X-ray examination was decisive in order to rediscover the painting before intervening and revealed vigorous draughtsmanship with marked contrast between light and shade. It also showed up where the painter had had second thoughts during the creative process and helped locate the areas of wear in the polychrome.
One important point is that the painting had suffered a serious change of format, having had a piece cut off the right-hand side and a 7.5-centimetre strip of painted canvas added at the bottom. This strip had in fact previously been cut from the top of the canvas. This operation must have taken place when it was remounted at a date it was possible to establish thanks to a piece of newspaper that was found when the stretcher was unnailed. There was no date or name on the piece of newspaper, but research in the press archives identified it as a page from La Prensa of 15 May 1945.
Whatever the case, this last restoration the work underwent must have been before it entered the Museum in 1952, as in old photographs the Museum has it already appears with these modifications.
In view of the fragility of the original canvas, it was thought best not to remove the canvas on the back of the work, to change the stretcher for one with uniform perimetral tension and to respect the earlier retouching whenever it didn't cover the original paint, so as to avoid damaging an already badly mutilated painting.

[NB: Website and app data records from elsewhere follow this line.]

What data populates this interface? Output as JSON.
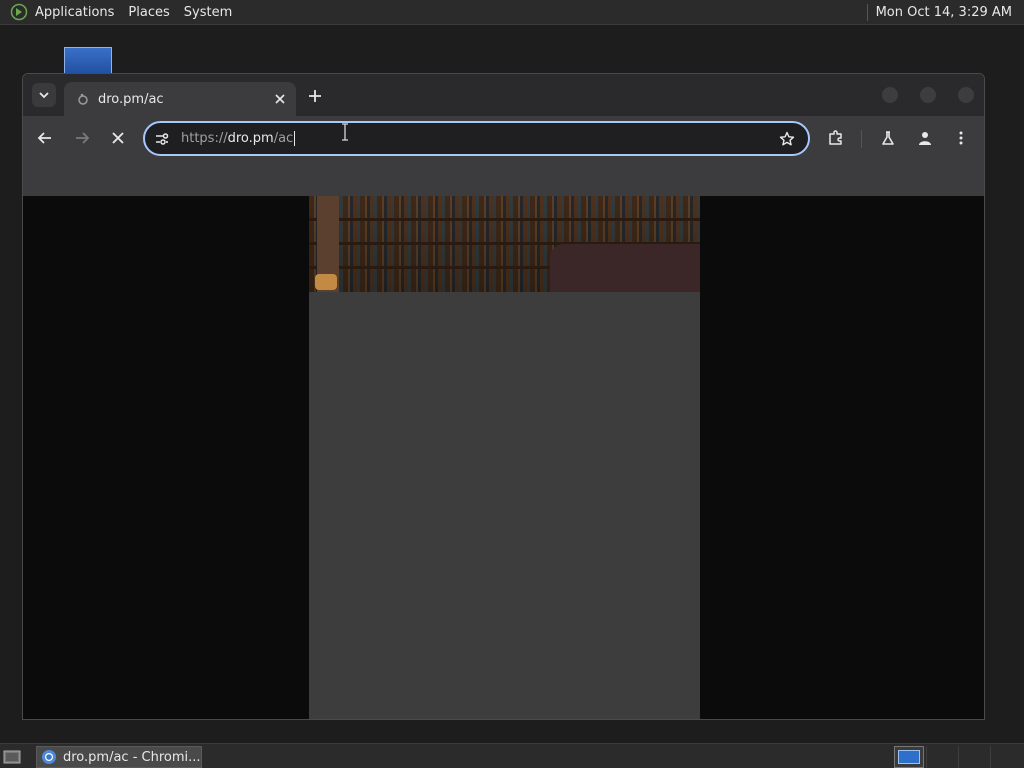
{
  "top_panel": {
    "menus": [
      "Applications",
      "Places",
      "System"
    ],
    "clock": "Mon Oct 14,  3:29 AM"
  },
  "browser": {
    "tab": {
      "title": "dro.pm/ac",
      "close_icon": "close-icon"
    },
    "new_tab_icon": "plus-icon",
    "omnibox": {
      "scheme": "https://",
      "host": "dro.pm",
      "path": "/ac"
    },
    "toolbar_icons": [
      "back-icon",
      "forward-icon",
      "stop-icon",
      "site-info-icon",
      "star-icon",
      "extensions-icon",
      "labs-icon",
      "profile-icon",
      "menu-icon"
    ]
  },
  "taskbar": {
    "window_label": "dro.pm/ac - Chromi..."
  },
  "colors": {
    "accent": "#a8c7fa",
    "panel": "#2b2b2b",
    "toolbar": "#3c3c3f"
  }
}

The restoration work has also given us the chance to analyse the materials used in the painting and describe the painter's technique. The pigments and the way they are applied to obtain the right shades and the desired light effects, as well as the chemical composition of the earth preparation used as a base for applying the paint, coincide with those identified in other works by Maíno analysed by the laboratory of the Museo del Prado on the occasion of the exhibition devoted to the painter (2009-2010).